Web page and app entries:
=== Section Start ===

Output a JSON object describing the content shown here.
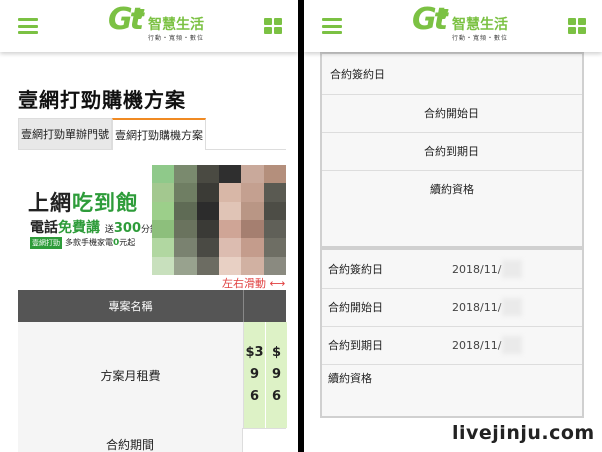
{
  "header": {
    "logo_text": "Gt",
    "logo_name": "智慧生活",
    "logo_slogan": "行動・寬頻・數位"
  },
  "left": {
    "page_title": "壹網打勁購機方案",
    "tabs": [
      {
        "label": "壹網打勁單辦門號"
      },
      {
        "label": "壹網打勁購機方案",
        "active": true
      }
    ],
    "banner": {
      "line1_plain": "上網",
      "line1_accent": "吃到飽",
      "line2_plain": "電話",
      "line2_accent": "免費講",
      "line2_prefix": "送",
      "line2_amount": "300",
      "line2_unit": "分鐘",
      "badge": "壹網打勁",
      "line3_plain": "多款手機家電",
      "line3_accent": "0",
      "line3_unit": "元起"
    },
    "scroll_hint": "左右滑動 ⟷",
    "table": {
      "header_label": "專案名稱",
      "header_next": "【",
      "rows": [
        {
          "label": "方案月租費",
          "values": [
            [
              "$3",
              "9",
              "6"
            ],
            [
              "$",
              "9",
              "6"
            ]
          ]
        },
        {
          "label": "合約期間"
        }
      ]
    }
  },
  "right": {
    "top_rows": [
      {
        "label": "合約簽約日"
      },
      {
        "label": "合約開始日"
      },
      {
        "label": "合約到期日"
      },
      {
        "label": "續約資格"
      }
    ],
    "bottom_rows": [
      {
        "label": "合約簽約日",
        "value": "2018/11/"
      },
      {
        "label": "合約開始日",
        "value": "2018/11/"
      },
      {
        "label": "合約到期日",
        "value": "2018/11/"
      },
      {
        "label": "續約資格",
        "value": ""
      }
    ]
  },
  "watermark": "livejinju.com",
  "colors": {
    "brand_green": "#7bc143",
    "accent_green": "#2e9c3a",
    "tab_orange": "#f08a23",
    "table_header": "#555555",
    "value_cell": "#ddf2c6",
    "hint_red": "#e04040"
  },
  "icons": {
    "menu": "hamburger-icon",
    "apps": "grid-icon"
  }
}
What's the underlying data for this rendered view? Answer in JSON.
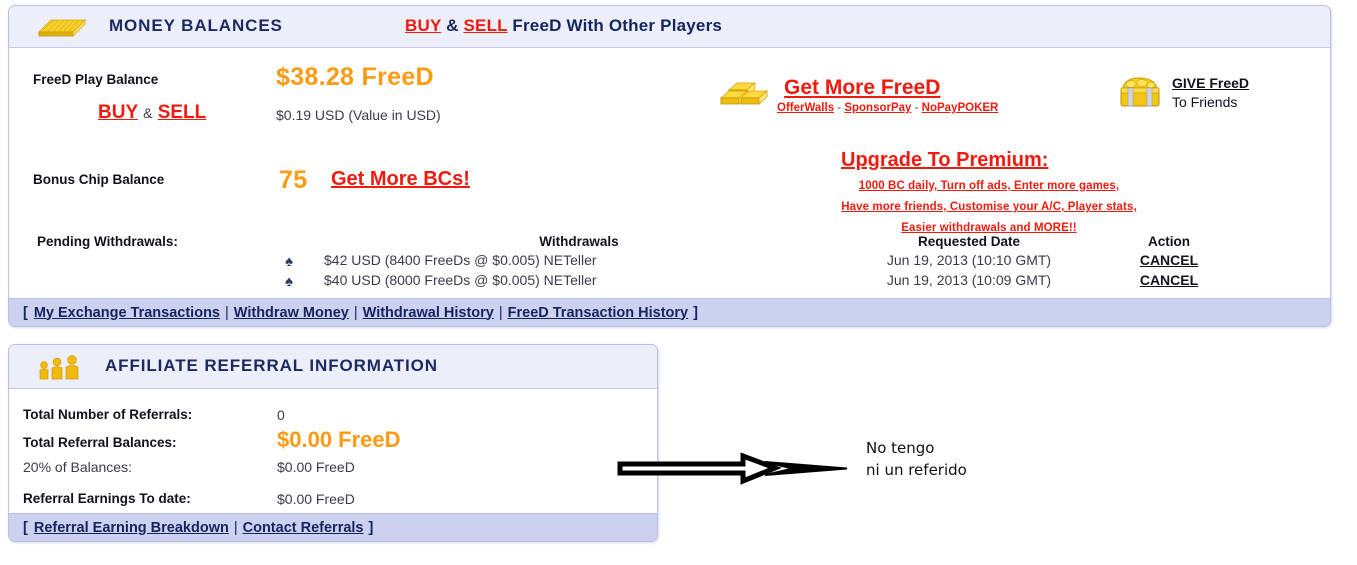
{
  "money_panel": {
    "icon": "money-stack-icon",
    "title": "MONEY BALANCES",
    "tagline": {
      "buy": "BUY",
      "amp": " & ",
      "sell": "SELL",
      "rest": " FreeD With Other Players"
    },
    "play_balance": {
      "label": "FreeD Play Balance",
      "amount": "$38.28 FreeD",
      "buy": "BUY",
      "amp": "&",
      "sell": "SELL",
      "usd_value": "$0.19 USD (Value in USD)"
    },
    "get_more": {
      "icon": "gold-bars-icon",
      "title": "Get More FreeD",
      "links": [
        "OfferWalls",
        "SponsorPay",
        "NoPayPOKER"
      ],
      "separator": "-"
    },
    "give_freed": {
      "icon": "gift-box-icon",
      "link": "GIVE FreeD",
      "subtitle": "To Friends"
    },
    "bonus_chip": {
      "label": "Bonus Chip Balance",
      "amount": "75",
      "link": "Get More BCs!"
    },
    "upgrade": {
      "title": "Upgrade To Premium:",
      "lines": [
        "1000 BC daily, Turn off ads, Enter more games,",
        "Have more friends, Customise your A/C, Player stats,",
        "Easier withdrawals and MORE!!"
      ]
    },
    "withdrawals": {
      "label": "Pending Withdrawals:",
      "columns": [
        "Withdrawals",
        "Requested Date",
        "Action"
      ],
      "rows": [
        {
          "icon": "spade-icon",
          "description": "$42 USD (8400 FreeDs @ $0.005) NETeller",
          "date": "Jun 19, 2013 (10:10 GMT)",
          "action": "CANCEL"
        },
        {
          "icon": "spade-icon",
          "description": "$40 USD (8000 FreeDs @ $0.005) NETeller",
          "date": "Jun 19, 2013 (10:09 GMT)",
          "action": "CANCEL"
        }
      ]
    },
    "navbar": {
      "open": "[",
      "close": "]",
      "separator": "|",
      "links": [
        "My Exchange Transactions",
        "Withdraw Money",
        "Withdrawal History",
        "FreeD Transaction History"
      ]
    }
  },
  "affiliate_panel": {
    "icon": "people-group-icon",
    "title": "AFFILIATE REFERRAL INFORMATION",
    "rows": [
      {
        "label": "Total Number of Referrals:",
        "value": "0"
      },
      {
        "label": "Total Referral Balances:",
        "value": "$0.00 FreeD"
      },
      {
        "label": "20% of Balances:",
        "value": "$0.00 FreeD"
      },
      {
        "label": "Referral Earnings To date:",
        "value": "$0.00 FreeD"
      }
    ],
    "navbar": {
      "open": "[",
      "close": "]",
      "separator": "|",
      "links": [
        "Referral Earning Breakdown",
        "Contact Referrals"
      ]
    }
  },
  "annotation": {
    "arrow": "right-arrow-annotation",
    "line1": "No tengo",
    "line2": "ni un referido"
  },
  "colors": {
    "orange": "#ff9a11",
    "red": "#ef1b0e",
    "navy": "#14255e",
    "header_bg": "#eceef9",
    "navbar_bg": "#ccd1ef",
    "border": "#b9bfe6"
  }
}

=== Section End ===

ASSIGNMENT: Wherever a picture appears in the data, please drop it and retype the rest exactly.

EXERCISE ANSWER:
Output a JSON object describing the content shown here.
{
  "header": {
    "logo_text": "Gt",
    "logo_name": "智慧生活",
    "logo_slogan": "行動・寬頻・數位"
  },
  "left": {
    "page_title": "壹網打勁購機方案",
    "tabs": [
      {
        "label": "壹網打勁單辦門號"
      },
      {
        "label": "壹網打勁購機方案",
        "active": true
      }
    ],
    "banner": {
      "line1_plain": "上網",
      "line1_accent": "吃到飽",
      "line2_plain": "電話",
      "line2_accent": "免費講",
      "line2_prefix": "送",
      "line2_amount": "300",
      "line2_unit": "分鐘",
      "badge": "壹網打勁",
      "line3_plain": "多款手機家電",
      "line3_accent": "0",
      "line3_unit": "元起"
    },
    "scroll_hint": "左右滑動 ⟷",
    "table": {
      "header_label": "專案名稱",
      "header_next": "【",
      "rows": [
        {
          "label": "方案月租費",
          "values": [
            [
              "$3",
              "9",
              "6"
            ],
            [
              "$",
              "9",
              "6"
            ]
          ]
        },
        {
          "label": "合約期間"
        }
      ]
    }
  },
  "right": {
    "top_rows": [
      {
        "label": "合約簽約日"
      },
      {
        "label": "合約開始日"
      },
      {
        "label": "合約到期日"
      },
      {
        "label": "續約資格"
      }
    ],
    "bottom_rows": [
      {
        "label": "合約簽約日",
        "value": "2018/11/"
      },
      {
        "label": "合約開始日",
        "value": "2018/11/"
      },
      {
        "label": "合約到期日",
        "value": "2018/11/"
      },
      {
        "label": "續約資格",
        "value": ""
      }
    ]
  },
  "watermark": "livejinju.com",
  "colors": {
    "brand_green": "#7bc143",
    "accent_green": "#2e9c3a",
    "tab_orange": "#f08a23",
    "table_header": "#555555",
    "value_cell": "#ddf2c6",
    "hint_red": "#e04040"
  },
  "icons": {
    "menu": "hamburger-icon",
    "apps": "grid-icon"
  }
}
What's the underlying data for this rendered view? Answer in JSON.
{
  "money_panel": {
    "icon": "money-stack-icon",
    "title": "MONEY BALANCES",
    "tagline": {
      "buy": "BUY",
      "amp": " & ",
      "sell": "SELL",
      "rest": " FreeD With Other Players"
    },
    "play_balance": {
      "label": "FreeD Play Balance",
      "amount": "$38.28 FreeD",
      "buy": "BUY",
      "amp": "&",
      "sell": "SELL",
      "usd_value": "$0.19 USD (Value in USD)"
    },
    "get_more": {
      "icon": "gold-bars-icon",
      "title": "Get More FreeD",
      "links": [
        "OfferWalls",
        "SponsorPay",
        "NoPayPOKER"
      ],
      "separator": "-"
    },
    "give_freed": {
      "icon": "gift-box-icon",
      "link": "GIVE FreeD",
      "subtitle": "To Friends"
    },
    "bonus_chip": {
      "label": "Bonus Chip Balance",
      "amount": "75",
      "link": "Get More BCs!"
    },
    "upgrade": {
      "title": "Upgrade To Premium:",
      "lines": [
        "1000 BC daily, Turn off ads, Enter more games,",
        "Have more friends, Customise your A/C, Player stats,",
        "Easier withdrawals and MORE!!"
      ]
    },
    "withdrawals": {
      "label": "Pending Withdrawals:",
      "columns": [
        "Withdrawals",
        "Requested Date",
        "Action"
      ],
      "rows": [
        {
          "icon": "spade-icon",
          "description": "$42 USD (8400 FreeDs @ $0.005) NETeller",
          "date": "Jun 19, 2013 (10:10 GMT)",
          "action": "CANCEL"
        },
        {
          "icon": "spade-icon",
          "description": "$40 USD (8000 FreeDs @ $0.005) NETeller",
          "date": "Jun 19, 2013 (10:09 GMT)",
          "action": "CANCEL"
        }
      ]
    },
    "navbar": {
      "open": "[",
      "close": "]",
      "separator": "|",
      "links": [
        "My Exchange Transactions",
        "Withdraw Money",
        "Withdrawal History",
        "FreeD Transaction History"
      ]
    }
  },
  "affiliate_panel": {
    "icon": "people-group-icon",
    "title": "AFFILIATE REFERRAL INFORMATION",
    "rows": [
      {
        "label": "Total Number of Referrals:",
        "value": "0"
      },
      {
        "label": "Total Referral Balances:",
        "value": "$0.00 FreeD"
      },
      {
        "label": "20% of Balances:",
        "value": "$0.00 FreeD"
      },
      {
        "label": "Referral Earnings To date:",
        "value": "$0.00 FreeD"
      }
    ],
    "navbar": {
      "open": "[",
      "close": "]",
      "separator": "|",
      "links": [
        "Referral Earning Breakdown",
        "Contact Referrals"
      ]
    }
  },
  "annotation": {
    "arrow": "right-arrow-annotation",
    "line1": "No tengo",
    "line2": "ni un referido"
  },
  "colors": {
    "orange": "#ff9a11",
    "red": "#ef1b0e",
    "navy": "#14255e",
    "header_bg": "#eceef9",
    "navbar_bg": "#ccd1ef",
    "border": "#b9bfe6"
  }
}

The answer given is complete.